The Washington Times looked at a set of data from Los Angeles stretching beyond the first two months and found the city’s claims weren’t borne out.
Indeed, Hispanic crime reporting for intimate partner aggravated assaults was almost the same share of total reports from 2016, under President Obama, to 2017, under President Trump, while rape reporting rose slightly.
California enacted a series of sanctuary policies that took effect statewide in 2018. Under Los Angeles’ theory, that should have shown a spike in Hispanic reports of crimes. Reports of rape and domestic partner simple assaults did rise slightly, but the number of aggravated assault reports fell.
The crime victimization data CIS used for the analysis is from a Census Bureau survey conducted on behalf of the Justice Department. Beginning in 2017, the survey included questions about citizenship and foreign birth, giving a new window into trends among immigrants.
Among the findings were that 62% of serious crimes against immigrants — both legal and illegal — were reported to police, compared with 53% for the native-born population. For violent crimes, immigrants reported 61%, compared with 49% for the native-born.

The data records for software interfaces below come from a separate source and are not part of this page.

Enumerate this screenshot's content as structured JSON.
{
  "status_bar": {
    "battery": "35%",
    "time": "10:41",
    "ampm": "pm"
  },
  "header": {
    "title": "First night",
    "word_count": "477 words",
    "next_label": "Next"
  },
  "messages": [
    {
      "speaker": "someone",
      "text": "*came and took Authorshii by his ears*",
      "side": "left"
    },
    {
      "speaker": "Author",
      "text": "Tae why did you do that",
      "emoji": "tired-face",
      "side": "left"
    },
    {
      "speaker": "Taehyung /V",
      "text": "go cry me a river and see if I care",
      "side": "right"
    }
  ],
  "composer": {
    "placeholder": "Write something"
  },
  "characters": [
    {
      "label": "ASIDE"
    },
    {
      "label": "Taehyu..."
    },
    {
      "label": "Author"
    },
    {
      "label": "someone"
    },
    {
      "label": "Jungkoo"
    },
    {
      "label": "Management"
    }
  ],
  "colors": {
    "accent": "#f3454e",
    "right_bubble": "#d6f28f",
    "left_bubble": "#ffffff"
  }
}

The CIS analysis used Hispanic noncitizens as a rough proxy for illegal immigrants and found no major difference in reporting compared with native-born Americans.
“We find no evidence in the NCVS data to support the ‘chilling effect’ theory that immigrants are more reluctant to report crimes, generally, or in the parts of the country where local authorities routinely cooperate with ICE, such as the South,” the authors concluded.
The findings were consistent for female victims, younger immigrants, and in small and large communities.
The CIS analysis contradicts other studies, such as a paper published in January in the American Sociological Review that looked at data from 1980 to 2004 and concluded that cooperating with federal authorities did suppress crime reporting.
“We find that Latinos are more likely to report violent crime victimization to law enforcement after sanctuary policies have been adopted within their metropolitan areas of residence,” that study concluded.
Another study released in January used the same victimization data as CIS and found that Hispanic crime reporting seemed to drop in 2017, when the Trump administration took over.
CIS said the data set isn’t solid enough to make judgments based on a year-to-year change, and the rise and fall of reporting shows no clear pattern over a broader time frame. Besides, CIS said, Hispanics were almost always more likely to report crimes than non-Hispanics in 2017.
The Washington Times has reached out to the authors of those studies.